The traditional Schwinn cantilever, aka the "1955 Cantilever" is a design that, IMO, looks nice, and it also has the benefit of having a lotta room just about any engine, even for the big block monsters like the Whizzer 138, Briggs, and HF212. They have so much room, that a chinagirl looks puny in em and often takes a custom front mount because of all the space. My first build used the '55 cantilever, but in aluminum, for example:


Edit - the only problem with Schwinn cantilevers is the rear dropouts tho, they are almost always front-exit/edit

I agree that a 79/97/99 is perhaps the best class of engine tho, if you spend good money on a clutch. Those engines produce nice lazy torque - double the torque of the high-rev engines at a low RPM - and they aren't over 28lbs like a 212, not to mention the bike needed to support such a beast!
 

Frogslayer

Active Member
Joined
Jan 20, 2019
Messages
482
I think ill stick with 79cc as my next build, I agree tho, these rims weren't built good at all... I can watch these spokes flex and bend with little more than a stern gaze lol.
Have you been riding that bike in your picture?
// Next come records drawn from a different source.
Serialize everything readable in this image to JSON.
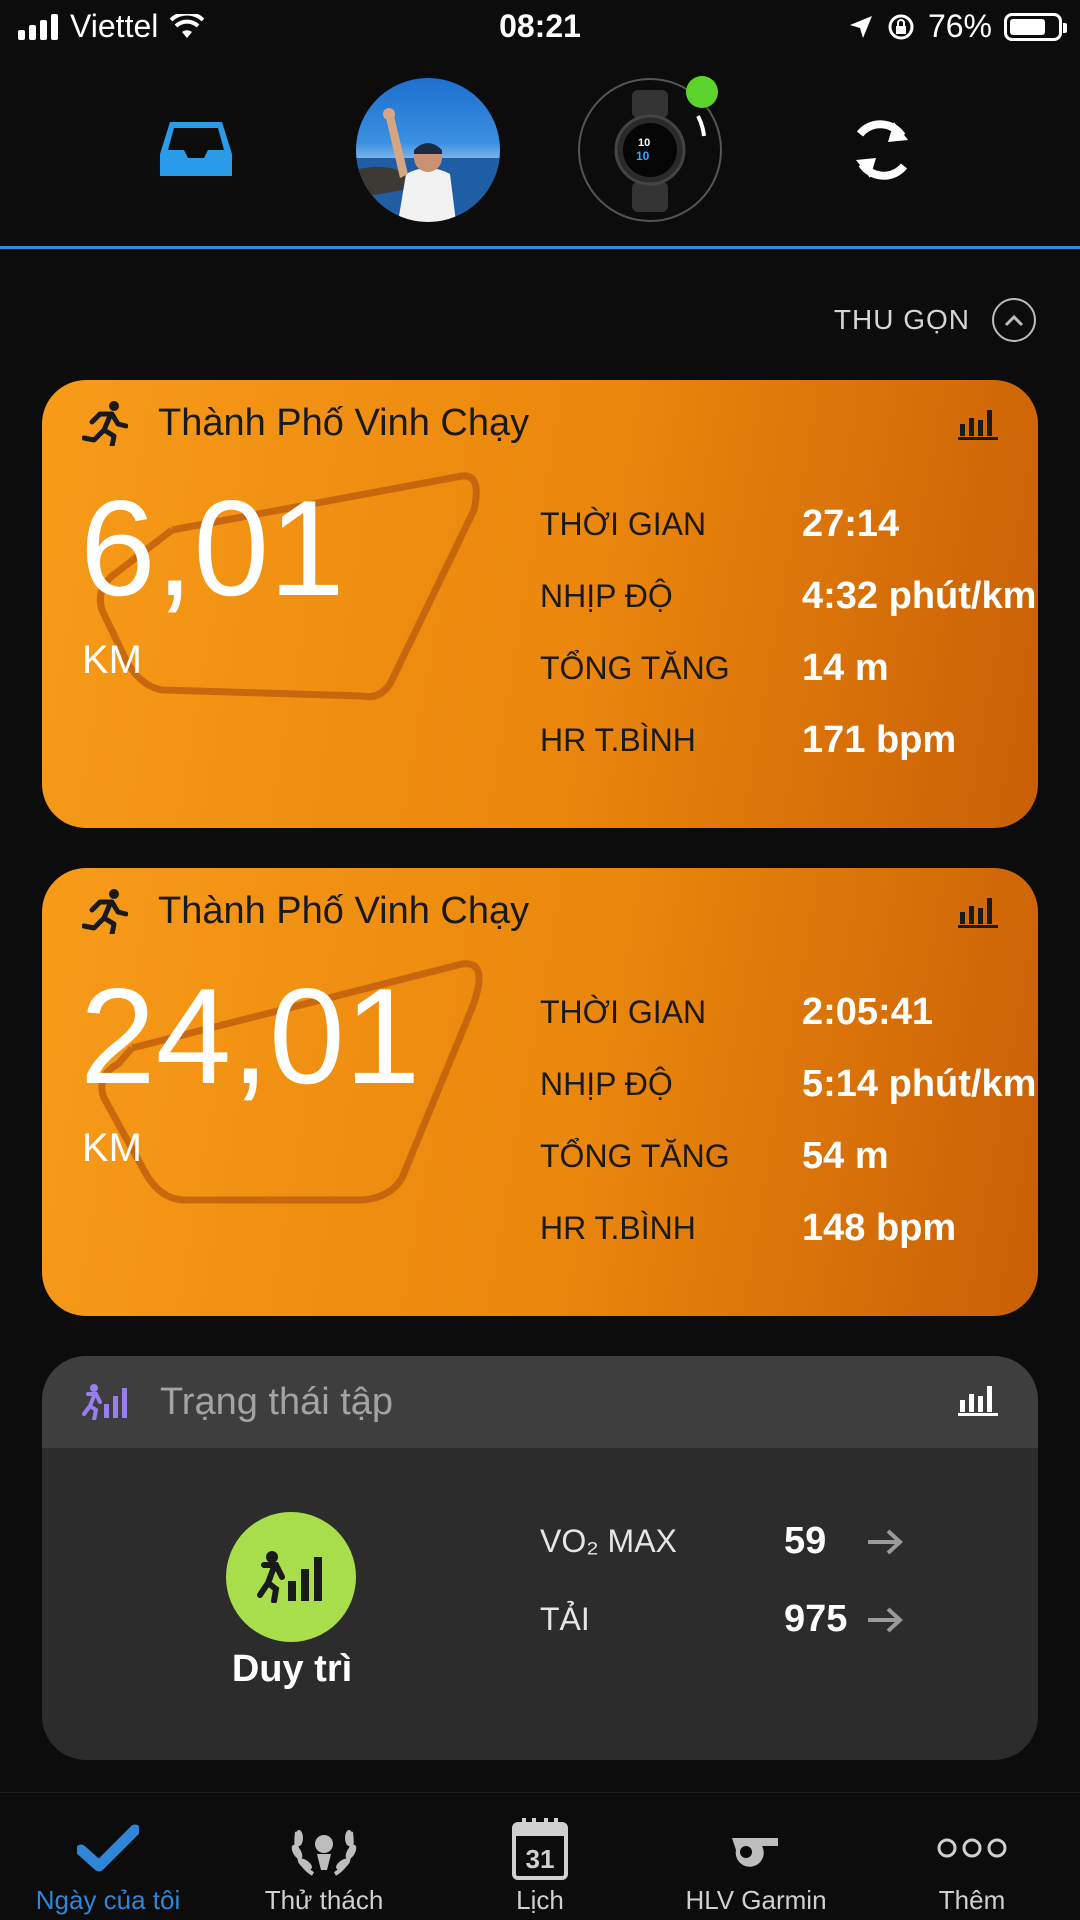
{
  "status_bar": {
    "carrier": "Viettel",
    "time": "08:21",
    "battery": "76%",
    "battery_level": 0.76
  },
  "top_nav": {
    "items": [
      "inbox-icon",
      "profile-avatar",
      "device-watch",
      "sync-icon"
    ]
  },
  "collapse": {
    "label": "THU GỌN"
  },
  "activities": [
    {
      "title": "Thành Phố Vinh Chạy",
      "distance": "6,01",
      "unit": "KM",
      "stats": [
        {
          "label": "THỜI GIAN",
          "value": "27:14"
        },
        {
          "label": "NHỊP ĐỘ",
          "value": "4:32 phút/km"
        },
        {
          "label": "TỔNG TĂNG",
          "value": "14 m"
        },
        {
          "label": "HR T.BÌNH",
          "value": "171 bpm"
        }
      ]
    },
    {
      "title": "Thành Phố Vinh Chạy",
      "distance": "24,01",
      "unit": "KM",
      "stats": [
        {
          "label": "THỜI GIAN",
          "value": "2:05:41"
        },
        {
          "label": "NHỊP ĐỘ",
          "value": "5:14 phút/km"
        },
        {
          "label": "TỔNG TĂNG",
          "value": "54 m"
        },
        {
          "label": "HR T.BÌNH",
          "value": "148 bpm"
        }
      ]
    }
  ],
  "training_status": {
    "title": "Trạng thái tập",
    "status": "Duy trì",
    "metrics": [
      {
        "label": "VO₂ MAX",
        "value": "59"
      },
      {
        "label": "TẢI",
        "value": "975"
      }
    ]
  },
  "tab_bar": {
    "tabs": [
      {
        "label": "Ngày của tôi",
        "icon": "checkmark-icon",
        "active": true
      },
      {
        "label": "Thử thách",
        "icon": "laurel-icon",
        "active": false
      },
      {
        "label": "Lịch",
        "icon": "calendar-icon",
        "calendar_day": "31",
        "active": false
      },
      {
        "label": "HLV Garmin",
        "icon": "whistle-icon",
        "active": false
      },
      {
        "label": "Thêm",
        "icon": "more-dots-icon",
        "active": false
      }
    ]
  },
  "colors": {
    "accent_blue": "#2f86d8",
    "card_orange": "#f89b19",
    "status_green": "#a8de4b",
    "training_purple": "#9a7ef0"
  }
}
Just wondering cause with that idler wheel on the pull side of the pedal chain of you really step on the pedals hard it might move.
 

Mr.FrankSmith
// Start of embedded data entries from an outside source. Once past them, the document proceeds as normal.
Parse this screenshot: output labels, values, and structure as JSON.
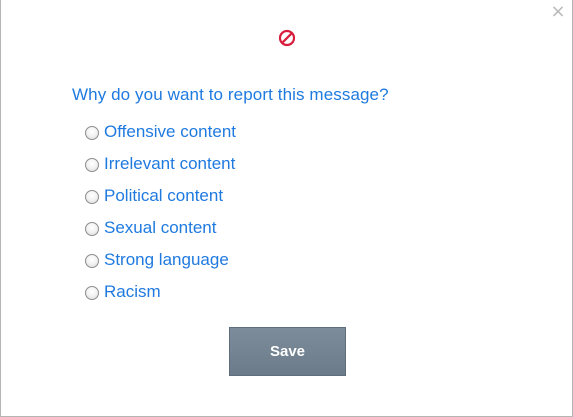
{
  "dialog": {
    "close_symbol": "×",
    "close_icon": "close-icon",
    "header_icon": "ban-icon",
    "header_icon_color": "#d81e3c",
    "question": "Why do you want to report this message?",
    "options": [
      {
        "label": "Offensive content",
        "selected": false
      },
      {
        "label": "Irrelevant content",
        "selected": false
      },
      {
        "label": "Political content",
        "selected": false
      },
      {
        "label": "Sexual content",
        "selected": false
      },
      {
        "label": "Strong language",
        "selected": false
      },
      {
        "label": "Racism",
        "selected": false
      }
    ],
    "save_label": "Save"
  },
  "colors": {
    "link_blue": "#1f7ae0",
    "button_gray": "#76859a",
    "button_text": "#ffffff"
  }
}
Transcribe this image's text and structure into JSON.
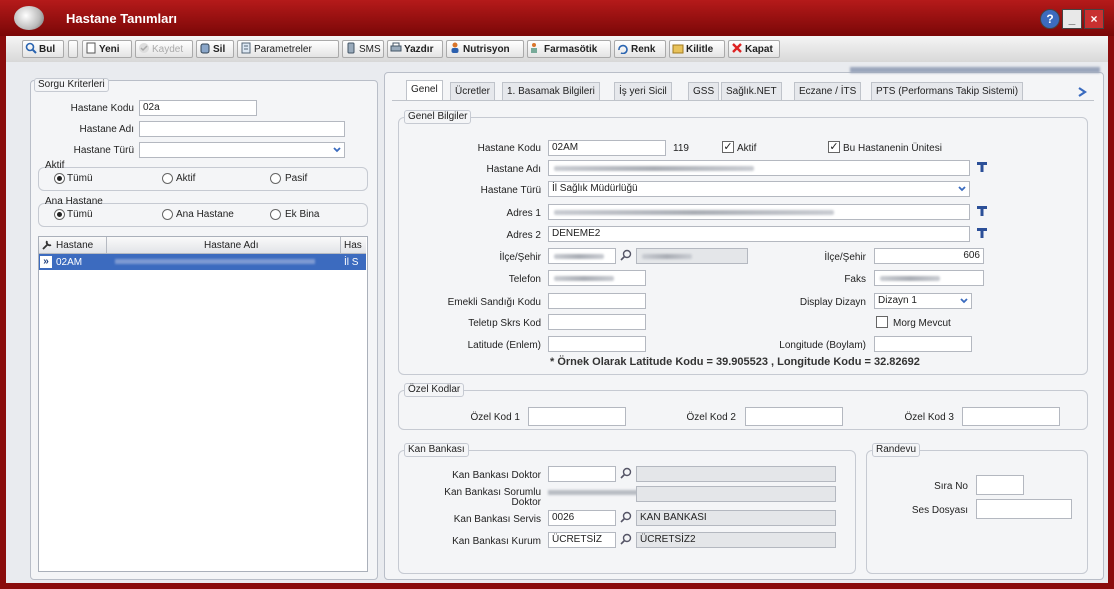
{
  "window": {
    "title": "Hastane Tanımları"
  },
  "toolbar": {
    "bul": "Bul",
    "yeni": "Yeni",
    "kaydet": "Kaydet",
    "sil": "Sil",
    "parametreler": "Parametreler",
    "sms": "SMS",
    "yazdir": "Yazdır",
    "nutrisyon": "Nutrisyon",
    "farmasotik": "Farmasötik",
    "renk": "Renk",
    "kilitle": "Kilitle",
    "kapat": "Kapat"
  },
  "sorgu": {
    "title": "Sorgu Kriterleri",
    "hastane_kodu_label": "Hastane Kodu",
    "hastane_kodu_value": "02a",
    "hastane_adi_label": "Hastane Adı",
    "hastane_turu_label": "Hastane Türü",
    "aktif_title": "Aktif",
    "aktif_options": [
      "Tümü",
      "Aktif",
      "Pasif"
    ],
    "ana_title": "Ana Hastane",
    "ana_options": [
      "Tümü",
      "Ana Hastane",
      "Ek Bina"
    ]
  },
  "grid": {
    "headers": [
      "Hastane",
      "Hastane Adı",
      "Has"
    ],
    "row": {
      "code": "02AM",
      "type": "İl S"
    }
  },
  "tabs": [
    "Genel",
    "Ücretler",
    "1. Basamak Bilgileri",
    "İş yeri Sicil",
    "GSS",
    "Sağlık.NET",
    "Eczane / İTS",
    "PTS (Performans Takip Sistemi)"
  ],
  "genel": {
    "title": "Genel Bilgiler",
    "hastane_kodu_label": "Hastane Kodu",
    "hastane_kodu_value": "02AM",
    "code_num": "119",
    "aktif_label": "Aktif",
    "unite_label": "Bu Hastanenin Ünitesi",
    "hastane_adi_label": "Hastane Adı",
    "hastane_turu_label": "Hastane Türü",
    "hastane_turu_value": "İl Sağlık Müdürlüğü",
    "adres1_label": "Adres 1",
    "adres2_label": "Adres 2",
    "adres2_value": "DENEME2",
    "ilce_label": "İlçe/Şehir",
    "ilce2_label": "İlçe/Şehir",
    "ilce2_value": "606",
    "telefon_label": "Telefon",
    "faks_label": "Faks",
    "emekli_label": "Emekli Sandığı Kodu",
    "display_label": "Display Dizayn",
    "display_value": "Dizayn 1",
    "teletip_label": "Teletıp Skrs Kod",
    "morg_label": "Morg Mevcut",
    "lat_label": "Latitude (Enlem)",
    "lon_label": "Longitude (Boylam)",
    "note": "* Örnek Olarak Latitude Kodu = 39.905523 , Longitude Kodu = 32.82692"
  },
  "ozel": {
    "title": "Özel Kodlar",
    "k1": "Özel Kod 1",
    "k2": "Özel Kod 2",
    "k3": "Özel Kod 3"
  },
  "kan": {
    "title": "Kan Bankası",
    "doktor_label": "Kan Bankası Doktor",
    "sorumlu_label_1": "Kan Bankası Sorumlu",
    "sorumlu_label_2": "Doktor",
    "servis_label": "Kan Bankası Servis",
    "servis_code": "0026",
    "servis_name": "KAN BANKASI",
    "kurum_label": "Kan Bankası Kurum",
    "kurum_code": "ÜCRETSİZ",
    "kurum_name": "ÜCRETSİZ2"
  },
  "randevu": {
    "title": "Randevu",
    "sira_label": "Sıra No",
    "ses_label": "Ses Dosyası"
  },
  "colors": {
    "titlebar": "#9b1010",
    "selection": "#3c6bbf",
    "tool_t": "#2b4f98"
  }
}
Member
Joined
Feb 24, 2019
Messages
36
The traditional Schwinn cantilever, aka the "1955 Cantilever" is a design that, IMO, looks nice, and it also has the benefit of having a lotta room just about any engine, even for the big block monsters like the Whizzer 138, Briggs, and HF212. They have so much room, that a chinagirl looks puny in em and often takes a custom front mount because of all the space. My first build used the '55 cantilever, but in aluminum, for example:


Edit - the only problem with Schwinn cantilevers is the rear dropouts tho, they are almost always front-exit/edit

I agree that a 79/97/99 is perhaps the best class of engine tho, if you spend good money on a clutch. Those engines produce nice lazy torque - double the torque of the high-rev engines at a low RPM - and they aren't over 28lbs like a 212, not to mention the bike needed to support such a beast!
Good info, I can't wait to do a 79cc build I was super impressed by the 2 stroke I had built. That beast would get my 230lbs up to 35 mph and had the torque to climb the craziest hills...
Here's a pic of Death trap right after the wreck...
 

Attachments

Mr.FrankSmith

Member
Joined
Feb 24, 2019
Messages
36
Have you been riding that bike in your picture? Just wondering cause with that idler wheel on the pull side of the pedal chain of you really step on the pedals hard it might move.
I double nutted that one so it wouldn't move, the cheap bolt stripped out so I had to red neck it till i get to a hardware store, but its not going anywhere.... Knock on wood....
 
Top